In 1978 the fly fishing community evolved it's own illuminated manuscript: the Curtis Creek Manifesto. If you think about it, the illuminated manuscripts of the dark ages with pictures and writing on the same page produced the comic book format of the 20th Century. These types of publications were meant to communicate at the most basic levels. Wording was very simple. Illustrations were compelling to readers who needed a certain amount of stimulation to get them to read at all.
My own involvement with the written word started out pretty bleak. Who knows whether I was dyslexic or just dull, but reading was very difficult for me through the first three grades of school, which delegated me to the special classes for the disadvantaged kids. This was all the more frustrating, since my parents were avid readers, and they read to us kids every night. Then I discovered comic books. My parents didn't approve of comic books, so they had to be read on the sly. Little by little by, looking at the pictures and the text it began to make sense, and I actually taught myself to read by studying comic books. By the time I was in the 8th grade my SAT tests disclosed that I was reading with the speed and comprehension of a senior in college. The illustrated manuscript format of the comic books worked for me and proved that the format used by English monks from 800 A.D. was still valid in today's world.
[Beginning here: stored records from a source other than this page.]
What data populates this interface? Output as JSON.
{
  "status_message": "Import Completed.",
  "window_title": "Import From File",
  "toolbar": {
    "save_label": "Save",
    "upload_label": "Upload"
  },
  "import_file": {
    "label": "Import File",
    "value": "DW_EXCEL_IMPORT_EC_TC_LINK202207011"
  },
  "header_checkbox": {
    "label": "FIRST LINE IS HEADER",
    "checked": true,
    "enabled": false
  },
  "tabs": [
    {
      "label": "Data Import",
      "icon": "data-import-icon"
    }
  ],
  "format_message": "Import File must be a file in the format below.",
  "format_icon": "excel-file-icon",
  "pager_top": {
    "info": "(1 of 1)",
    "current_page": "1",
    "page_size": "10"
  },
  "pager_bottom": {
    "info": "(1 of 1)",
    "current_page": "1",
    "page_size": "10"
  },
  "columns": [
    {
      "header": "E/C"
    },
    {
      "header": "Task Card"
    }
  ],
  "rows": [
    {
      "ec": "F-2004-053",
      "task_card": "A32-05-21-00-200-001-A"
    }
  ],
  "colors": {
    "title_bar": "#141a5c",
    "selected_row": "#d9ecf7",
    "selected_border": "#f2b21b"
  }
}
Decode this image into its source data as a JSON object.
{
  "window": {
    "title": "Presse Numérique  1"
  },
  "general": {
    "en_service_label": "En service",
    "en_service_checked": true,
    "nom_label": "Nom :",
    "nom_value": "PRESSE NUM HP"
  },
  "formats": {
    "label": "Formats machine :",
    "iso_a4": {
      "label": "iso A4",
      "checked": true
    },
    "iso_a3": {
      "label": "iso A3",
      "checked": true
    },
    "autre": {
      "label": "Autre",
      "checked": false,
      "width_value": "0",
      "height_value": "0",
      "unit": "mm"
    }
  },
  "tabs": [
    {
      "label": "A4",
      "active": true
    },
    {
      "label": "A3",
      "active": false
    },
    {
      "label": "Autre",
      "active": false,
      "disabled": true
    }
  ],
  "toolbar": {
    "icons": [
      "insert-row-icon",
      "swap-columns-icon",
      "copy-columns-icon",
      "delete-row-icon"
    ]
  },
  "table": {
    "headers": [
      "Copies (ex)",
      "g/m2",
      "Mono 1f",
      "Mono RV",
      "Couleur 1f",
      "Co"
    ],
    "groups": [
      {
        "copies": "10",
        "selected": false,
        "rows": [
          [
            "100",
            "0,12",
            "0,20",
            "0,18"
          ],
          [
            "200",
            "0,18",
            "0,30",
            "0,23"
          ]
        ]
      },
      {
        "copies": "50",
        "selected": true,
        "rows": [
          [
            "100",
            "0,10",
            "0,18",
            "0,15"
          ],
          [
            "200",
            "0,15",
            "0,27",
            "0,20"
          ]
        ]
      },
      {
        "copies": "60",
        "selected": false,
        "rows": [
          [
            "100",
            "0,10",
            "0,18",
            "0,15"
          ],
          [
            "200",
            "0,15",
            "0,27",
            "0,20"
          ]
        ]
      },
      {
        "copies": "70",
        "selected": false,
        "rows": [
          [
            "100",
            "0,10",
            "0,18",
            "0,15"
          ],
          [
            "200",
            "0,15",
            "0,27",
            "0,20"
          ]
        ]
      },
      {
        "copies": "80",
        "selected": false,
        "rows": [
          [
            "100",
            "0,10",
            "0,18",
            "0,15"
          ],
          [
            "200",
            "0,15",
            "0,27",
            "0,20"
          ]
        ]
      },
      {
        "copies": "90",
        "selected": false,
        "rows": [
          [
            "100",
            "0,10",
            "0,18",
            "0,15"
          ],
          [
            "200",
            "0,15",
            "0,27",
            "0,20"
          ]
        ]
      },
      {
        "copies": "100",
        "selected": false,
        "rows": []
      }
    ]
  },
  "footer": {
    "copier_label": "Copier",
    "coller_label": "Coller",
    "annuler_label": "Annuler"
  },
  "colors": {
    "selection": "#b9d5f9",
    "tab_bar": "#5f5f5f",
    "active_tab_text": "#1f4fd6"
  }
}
The Curtis Creek Manifesto is a beginners book that reveals fly fishing at the most basic level. It teaches young people how to read, as it teaches them about fly fishing as a sport and a way of life. It has proven to be the most popular fly fishing book ever published in the western hemisphere (and possibly the world), having sold more copies than any other fly fishing book ever written. MB